Best for Families with Young Kids:
With games such as Super Mario Party, Monster Hunter Generations Ultimate, Octopath Traveler, or Mario Tennis Aces, as well as cool activity packs such as the Labo Toy-Con Variety Kit, Nintendo maintains its position as the best option for families to use together. The Switch works both as a stationary console that plugs into your TV and a portable gaming device with two built-in controllers and a touchscreen. While the Switch does offer its share of mature games, the console includes parental controls so you can help your kids regulate their use.
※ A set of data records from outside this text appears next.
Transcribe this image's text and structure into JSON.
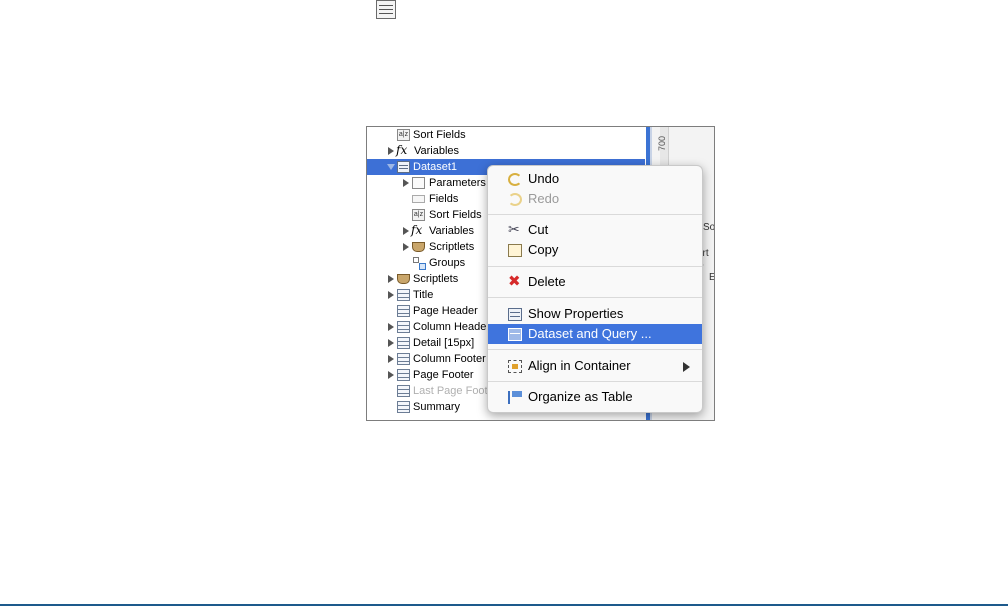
{
  "tree": {
    "rows": [
      {
        "label": "Sort Fields",
        "icon": "sort-az-icon"
      },
      {
        "label": "Variables",
        "icon": "fx-icon"
      },
      {
        "label": "Dataset1",
        "icon": "dataset-icon"
      },
      {
        "label": "Parameters",
        "icon": "parameters-icon"
      },
      {
        "label": "Fields",
        "icon": "fields-icon"
      },
      {
        "label": "Sort Fields",
        "icon": "sort-az-icon"
      },
      {
        "label": "Variables",
        "icon": "fx-icon"
      },
      {
        "label": "Scriptlets",
        "icon": "scriptlet-icon"
      },
      {
        "label": "Groups",
        "icon": "groups-icon"
      },
      {
        "label": "Scriptlets",
        "icon": "scriptlet-icon"
      },
      {
        "label": "Title",
        "icon": "band-icon"
      },
      {
        "label": "Page Header",
        "icon": "band-icon"
      },
      {
        "label": "Column Heade",
        "icon": "band-icon"
      },
      {
        "label": "Detail [15px]",
        "icon": "band-icon"
      },
      {
        "label": "Column Footer",
        "icon": "band-icon"
      },
      {
        "label": "Page Footer",
        "icon": "band-icon"
      },
      {
        "label": "Last Page Foot",
        "icon": "band-icon"
      },
      {
        "label": "Summary",
        "icon": "band-icon"
      }
    ]
  },
  "ruler": {
    "mark": "700"
  },
  "peek": {
    "a": "Sor",
    "b": "ort S",
    "c": "E"
  },
  "context_menu": {
    "items": [
      {
        "label": "Undo",
        "icon": "undo-icon",
        "enabled": true
      },
      {
        "label": "Redo",
        "icon": "redo-icon",
        "enabled": false
      },
      {
        "label": "Cut",
        "icon": "scissors-icon",
        "enabled": true
      },
      {
        "label": "Copy",
        "icon": "copy-icon",
        "enabled": true
      },
      {
        "label": "Delete",
        "icon": "delete-icon",
        "enabled": true
      },
      {
        "label": "Show Properties",
        "icon": "properties-icon",
        "enabled": true
      },
      {
        "label": "Dataset and Query ...",
        "icon": "dataset-query-icon",
        "enabled": true,
        "highlighted": true
      },
      {
        "label": "Align in Container",
        "icon": "align-icon",
        "enabled": true,
        "submenu": true
      },
      {
        "label": "Organize as Table",
        "icon": "table-icon",
        "enabled": true
      }
    ]
  },
  "colors": {
    "selection": "#3d70d6",
    "menu_highlight": "#3f74dd",
    "delete_icon": "#d62a2a"
  }
}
Check out the Best Nintendo Switch Games for Kids.
Best for Tweens and Families:
Microsoft Xbox 360 and Sony PS3
Both of these are older platforms, but there are plenty of games for them (although not necessarily the latest and greatest). Plus, you can find used and discounted models your kids can practice on before you invest in pricier, newer consoles.
For families with a mixed age range of kids, the 360 or PS3 may be better choices than newer, more advanced machines such as the Xbox One or PS4, as it’ll give your younger kids some good options while keeping your older ones entertained. Of course, violent games such as Grand Theft Auto, Call of Duty Black Ops 3, and Resident Evil, are available for each, but so are family-friendly titles such as Lego Dimensions and FIFA 17.
Click here for some of our favorite games for families.
Best for Tweens, Teens, and Serious Gamers:
Microsoft Xbox One S, Xbox One X, Sony PlayStation 4, Sony PlayStation Pro
If your kids are really passionate about games, then these machines are the best — if not the only — choices. Keep in mind that, though there are plenty of games for each console designed for tweens and younger, the vast majority of Xbox One X and PlayStation 4 games are intense and mature.
Sony has the edge for serious gamer families with its PlayStation VR headset designed to work with the PS4 and PS4 Pro. PSVR provides a totally immersive, virtual reality game experience.
Xbox One S is a better choice for families who already own a lot of Xbox games, as it will play some Xbox 360 titles.
For more game suggestions, take a look at our list of Thought-Provoking and Nonviolent Games for Tweens and Teens, Nonviolent Games for PS4, Nonviolent Games for Xbox One, and the best video games for teens.